In addition to family and smoking history, there is mounting evidence that hormonal influences and genetic markers may influence the onset of lung cancer whether or not there’s a history of smoking. These include:

1. Hormonal Influences. Studies have found a possible connection between hormones such as estrogen and lung cancer development. Estrogen is involved in functions such as cell division and growth. Researchers believe estrogen can directly or indirectly promote lung cancer by triggering estrogen receptors that are present on some lung cancer cells, causing these cells to grow and spread in the lungs.

2. Hormone Replacement Therapy. Given the association between hormone replacement therapy (HRT) and breast cancer, understanding any possible impact of HRT on lung cancer is important, but complex. The Women’s Health Initiative study concluded that in post-menopausal women, combined estrogen and progesterone HRT did not increase the risk of developing lung cancer. However, women who took combined HRT had an increased risk of dying from lung cancer, specifically after developing non-small cell lung cancer. Several other studies have also looked at a possible link between combined HRT and the risk of developing lung cancer, but the results have been mixed.

3. Molecular and Genetic Markers. Women may be predisposed to development of lung cancer by virtue of a number of complex molecular or genetic processes. Women appear to have more DNA damage and mutations even if they smoke less than men and their bodies may be less able to repair damage than men.

Protect Yourself

The good news is that your risk of getting lung cancer can be lowered by good self-care and management of controllable environmental risks. Ways to protect yourself include:

• QUIT SMOKING. Now. This is the number one cause of lung cancer. Yes, it can be tough to quit, but medication can really help.
• Getting your spouse to quit. A non-smoker who lives with a smoker has a 20-30% greater risk of getting lung cancer. So at the very least….no smoking indoors!
• Eat fruits and vegetables. Research is showing that eating lots of different fruits and veggies may lower your risk of the disease.
• Get your home tested for radon. Radon is the second-leading cause of lung cancer. A home test kit costs as little as $15. If you have elevated levels, get an expert test through your state radon office (epa.gov/radon/radontest.html). There are radon reduction systems that can lower levels by up to 99%.
• Know your family history. Your risk of developing lung cancer doubles if you have an immediate family member who’s had it.

Watch out for these signs and symptoms

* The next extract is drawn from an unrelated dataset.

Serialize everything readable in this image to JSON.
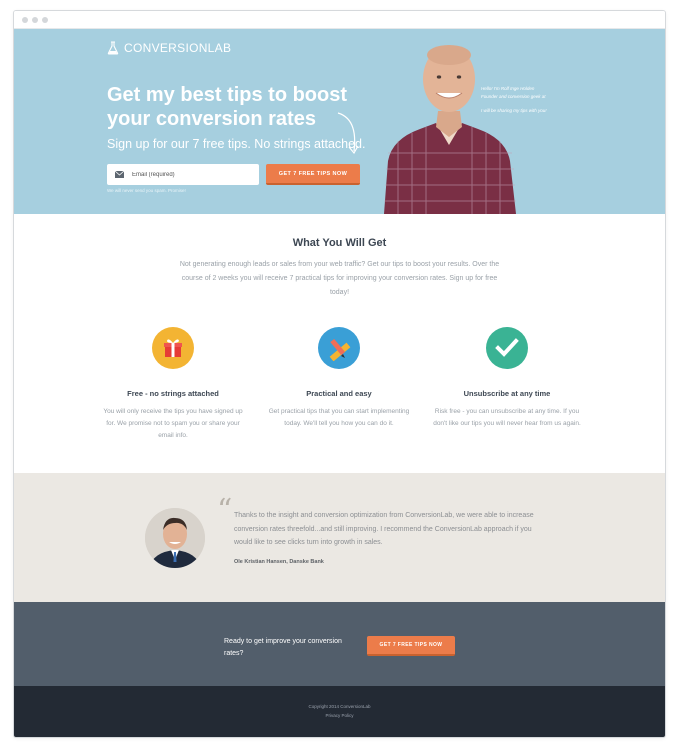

The signs and symptoms of lung cancer can be very subtle. Be on the lookout for a cough that won’t go away or gets worse over time, weight loss or loss of appetite or frequent lung infections. Five-year lung cancer survival rates are still low despite advances in treatment, and early detection is very important. A recently released study showed that death rates can be improved with use of CT scans. The scans detected tumors earlier than x-rays, thus allowing patients to begin therapy when the disease is more treatable.

To view this article and additional information about women and lung cancer, visit http://www.nawhc.com/2010/11/09/lung-cancer-and-women-what-you-need-to-know/.